Thailand’s population of endangered wild tigers doubles
Bangkok, Jul 29 (efe-epa).- Thailand’s wild tiger population has doubled in the past seven years, from 60 to 80 in 2013 to 160 in 2020, while also spreading to new territories in the west of the country, where some of the big cats were spotted for the first time in four years, officials said Wednesday.
To mark International Tiger Day, Thailand’s Deputy Permanent Secretary of Natural Resources and Environment, Pongboon Pongthong, said in a statement that the increase in the tiger population is “thanks to the hard work of forest rangers, research teams from relevant organizations and stakeholders’ dedication to the conservation of tigers.”

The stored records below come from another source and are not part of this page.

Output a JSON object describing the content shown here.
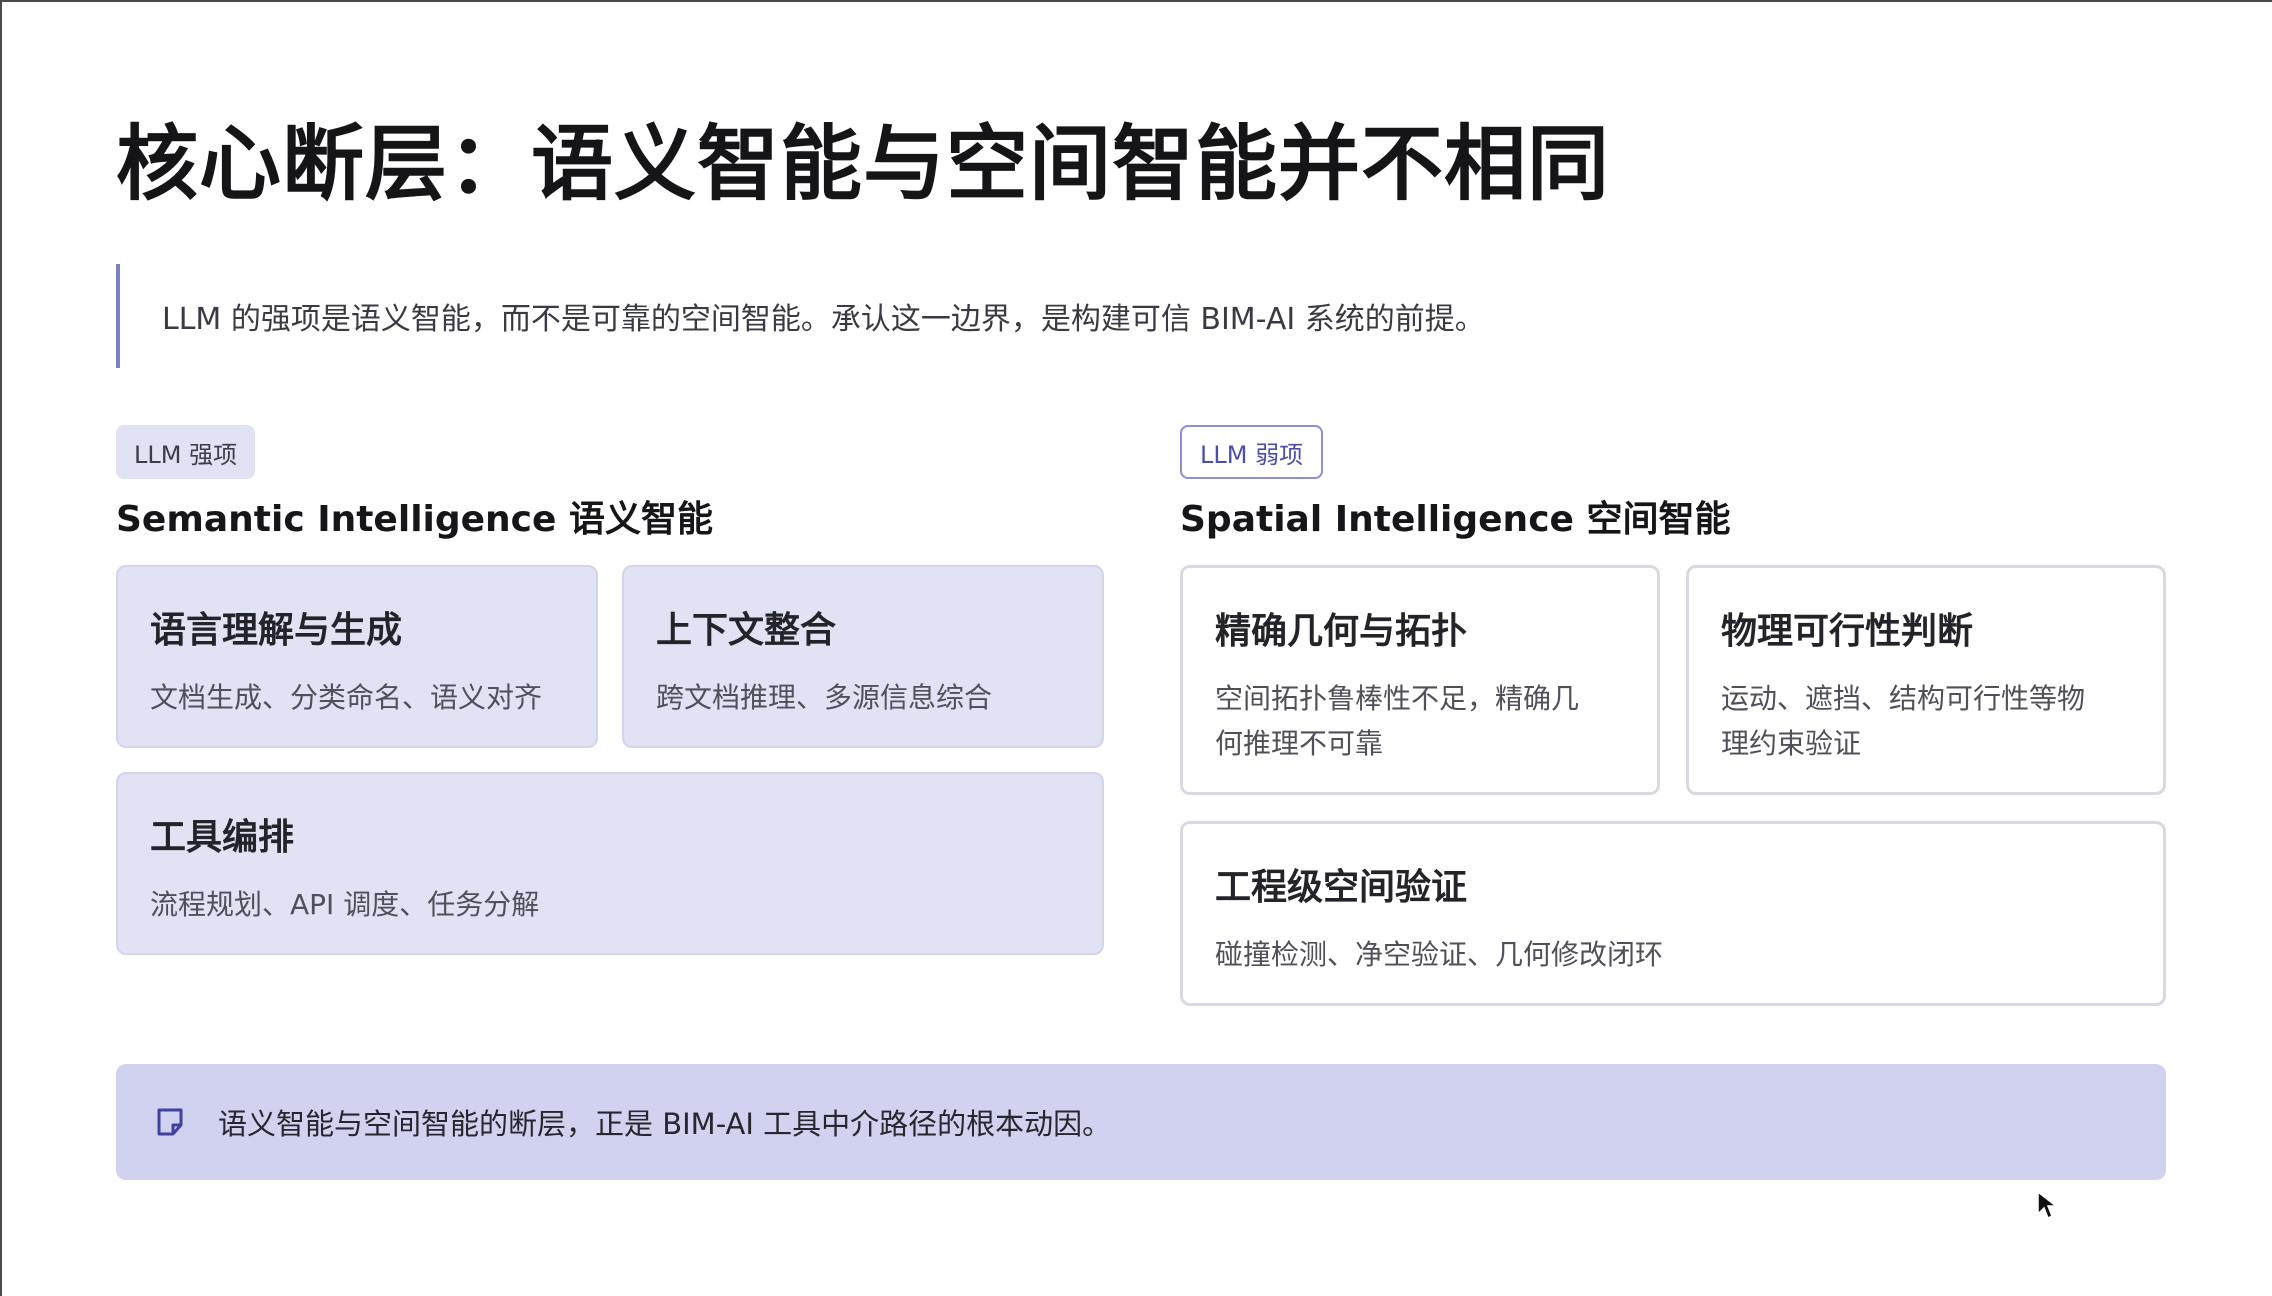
{
  "slide": {
    "title": "核心断层：语义智能与空间智能并不相同",
    "quote": "LLM 的强项是语义智能，而不是可靠的空间智能。承认这一边界，是构建可信 BIM-AI 系统的前提。"
  },
  "left": {
    "badge": "LLM 强项",
    "heading": "Semantic Intelligence 语义智能",
    "cards": [
      {
        "title": "语言理解与生成",
        "desc": "文档生成、分类命名、语义对齐"
      },
      {
        "title": "上下文整合",
        "desc": "跨文档推理、多源信息综合"
      },
      {
        "title": "工具编排",
        "desc": "流程规划、API 调度、任务分解"
      }
    ]
  },
  "right": {
    "badge": "LLM 弱项",
    "heading": "Spatial Intelligence 空间智能",
    "cards": [
      {
        "title": "精确几何与拓扑",
        "desc_lines": [
          "空间拓扑鲁棒性不足，精确几",
          "何推理不可靠"
        ]
      },
      {
        "title": "物理可行性判断",
        "desc_lines": [
          "运动、遮挡、结构可行性等物",
          "理约束验证"
        ]
      },
      {
        "title": "工程级空间验证",
        "desc_lines": [
          "碰撞检测、净空验证、几何修改闭环"
        ]
      }
    ]
  },
  "footer": {
    "icon": "note-icon",
    "text": "语义智能与空间智能的断层，正是 BIM-AI 工具中介路径的根本动因。"
  },
  "colors": {
    "accent": "#7b7fc4",
    "semantic_card": "#e1e2f3",
    "footer_bg": "#d0d2ef",
    "weak_badge_text": "#4a50a8"
  }
}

On Wednesday, the organization for the defense of wild cats, Panthera, released a series of videos and photos of tigers in western Thailand, obtained with high-definition cameras hidden in the jungle in collaboration with Thai authorities, the first sighting in the region in four years.

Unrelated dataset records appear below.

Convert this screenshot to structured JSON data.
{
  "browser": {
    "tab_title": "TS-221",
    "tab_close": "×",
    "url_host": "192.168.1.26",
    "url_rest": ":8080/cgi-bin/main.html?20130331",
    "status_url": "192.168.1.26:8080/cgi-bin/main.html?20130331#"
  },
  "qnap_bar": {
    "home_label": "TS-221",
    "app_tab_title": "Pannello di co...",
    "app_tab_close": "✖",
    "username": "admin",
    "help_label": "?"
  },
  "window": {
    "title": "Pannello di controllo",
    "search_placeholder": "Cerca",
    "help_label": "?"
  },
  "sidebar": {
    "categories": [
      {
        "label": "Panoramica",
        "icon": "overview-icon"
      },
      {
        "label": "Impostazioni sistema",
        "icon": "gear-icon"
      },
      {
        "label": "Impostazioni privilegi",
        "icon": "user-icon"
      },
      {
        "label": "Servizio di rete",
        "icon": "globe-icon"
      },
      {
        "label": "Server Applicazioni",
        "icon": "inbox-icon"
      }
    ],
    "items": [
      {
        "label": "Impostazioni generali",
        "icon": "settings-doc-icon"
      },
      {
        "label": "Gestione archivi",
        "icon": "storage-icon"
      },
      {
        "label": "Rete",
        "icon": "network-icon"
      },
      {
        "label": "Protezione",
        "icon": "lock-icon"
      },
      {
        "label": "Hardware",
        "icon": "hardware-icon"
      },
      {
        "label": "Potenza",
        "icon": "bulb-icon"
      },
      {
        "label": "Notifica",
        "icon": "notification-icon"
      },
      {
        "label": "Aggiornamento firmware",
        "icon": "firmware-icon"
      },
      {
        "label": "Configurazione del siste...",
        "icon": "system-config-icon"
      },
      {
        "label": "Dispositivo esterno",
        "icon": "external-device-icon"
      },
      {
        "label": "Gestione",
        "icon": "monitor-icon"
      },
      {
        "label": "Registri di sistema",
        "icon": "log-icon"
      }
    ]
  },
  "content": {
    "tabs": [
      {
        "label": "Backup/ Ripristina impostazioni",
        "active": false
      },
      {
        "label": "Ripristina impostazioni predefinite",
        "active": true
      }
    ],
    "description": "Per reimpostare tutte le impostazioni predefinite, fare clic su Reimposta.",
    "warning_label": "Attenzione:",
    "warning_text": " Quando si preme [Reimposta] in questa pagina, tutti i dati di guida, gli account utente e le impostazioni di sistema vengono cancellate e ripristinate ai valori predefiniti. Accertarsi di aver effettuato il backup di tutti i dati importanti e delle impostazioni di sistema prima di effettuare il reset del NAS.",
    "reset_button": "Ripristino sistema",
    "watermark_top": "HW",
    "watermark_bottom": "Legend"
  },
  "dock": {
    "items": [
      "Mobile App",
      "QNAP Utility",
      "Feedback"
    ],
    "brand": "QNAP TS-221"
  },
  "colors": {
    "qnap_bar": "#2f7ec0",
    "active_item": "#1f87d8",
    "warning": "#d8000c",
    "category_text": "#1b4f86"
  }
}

“These sightings are extremely encouraging for the future of tigers in our country and beyond,” said Saksit Simcharoen, Chief of the Wildlife Research Division for Thailand’s Department of National Parks, Wildlife and Plant Conservation (DNP), in a statement released by Panthera.

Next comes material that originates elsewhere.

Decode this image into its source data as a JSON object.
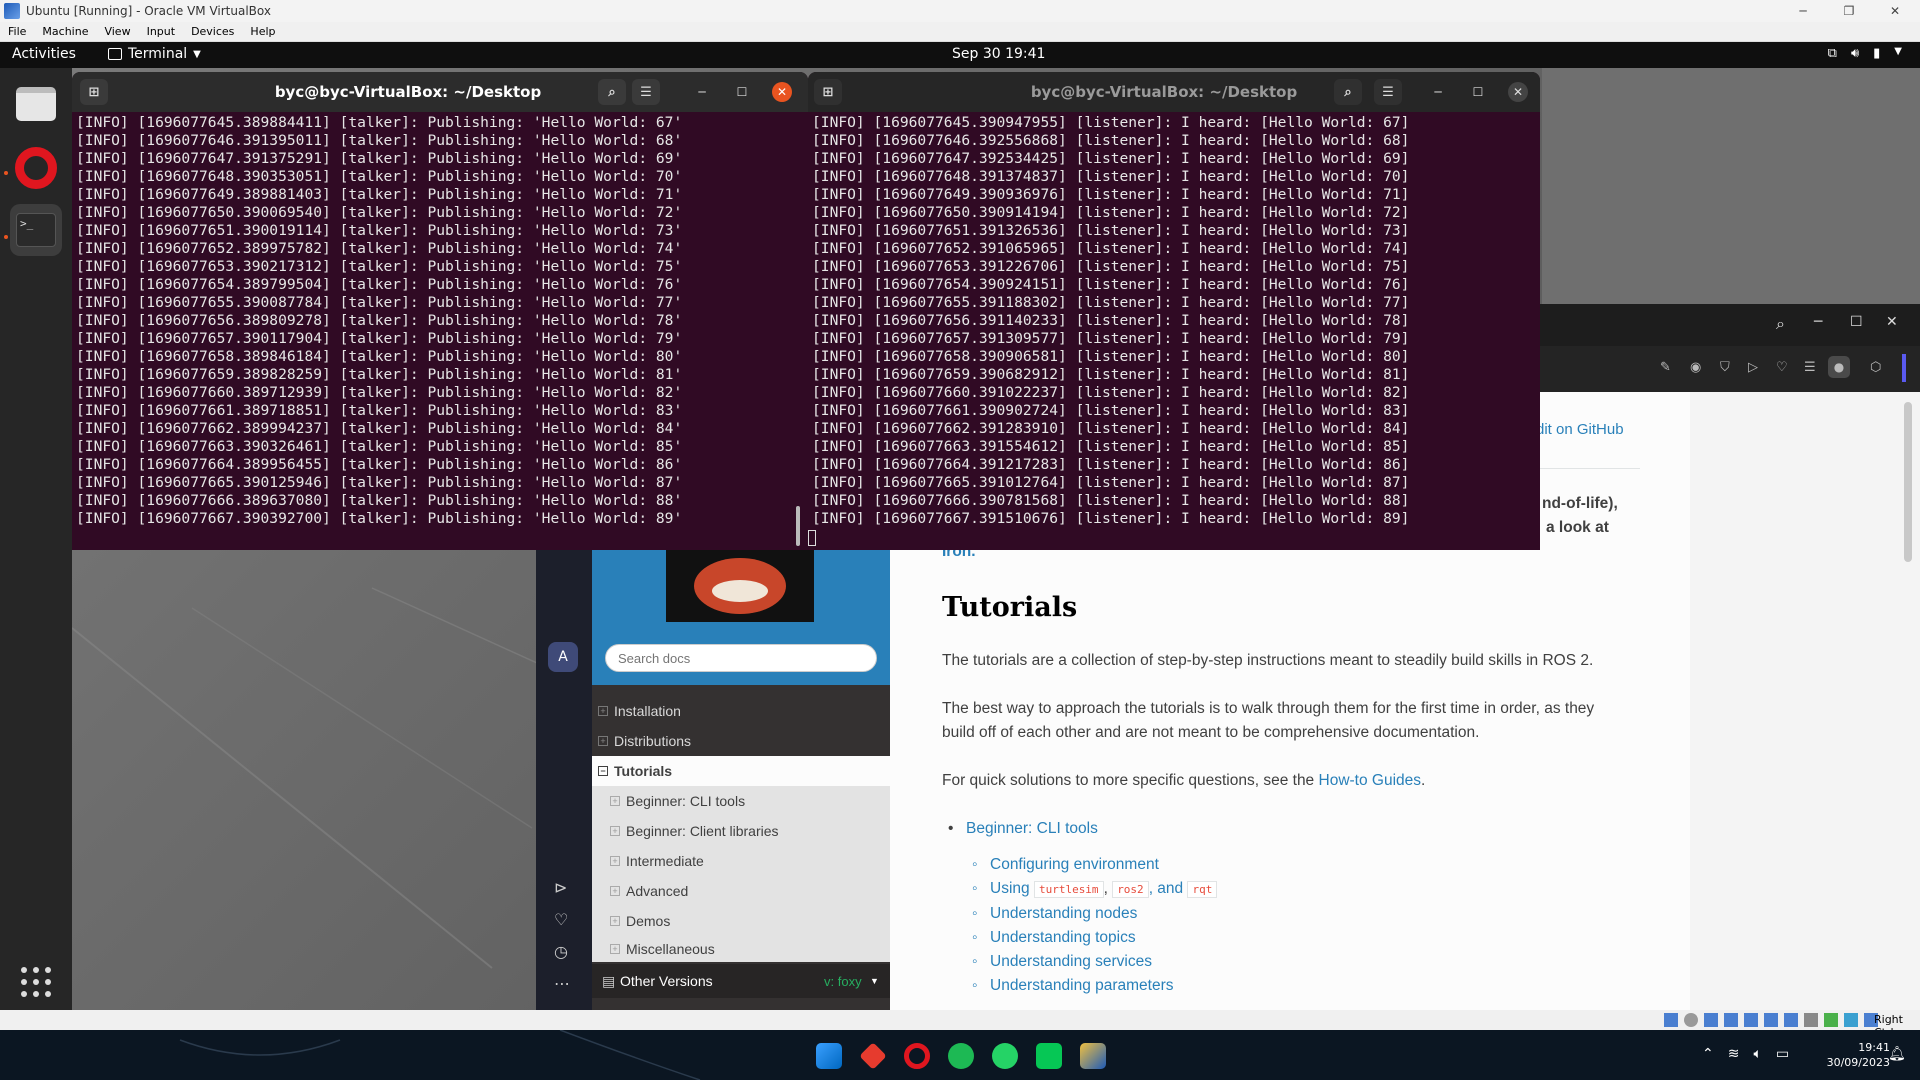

“Our rangers and partners at Panthera and the Zoological Society of London (ZSL) are keenly monitoring the region to determine if these individuals establish territories, ultimately helping to achieve Thailand’s goal of increasing tiger populations by 50% by 2022,” Saksit added.
Wild tigers are highly prized in countries like China, where every part of their body from its whiskers to its blood is used in the manufacture of traditional medicines. Trafficking of the animals in Asia is one of the greatest threats to the preservation of the species.
It is estimated that India hosts around 70 percent of the world population of these felines, which also have habitats in other Asian nations, although they have practically become extinct in Laos, Myanmar, Cambodia or Vietnam.
Massive mining projects, the construction of dams or the destruction of their habitat to create crops are among the main threats to this species.
In addition, the World Wide Fund for Nature (WWF) published a report in early July condemning the use of traps by poachers in several countries of Southeast Asia. EFE-EPA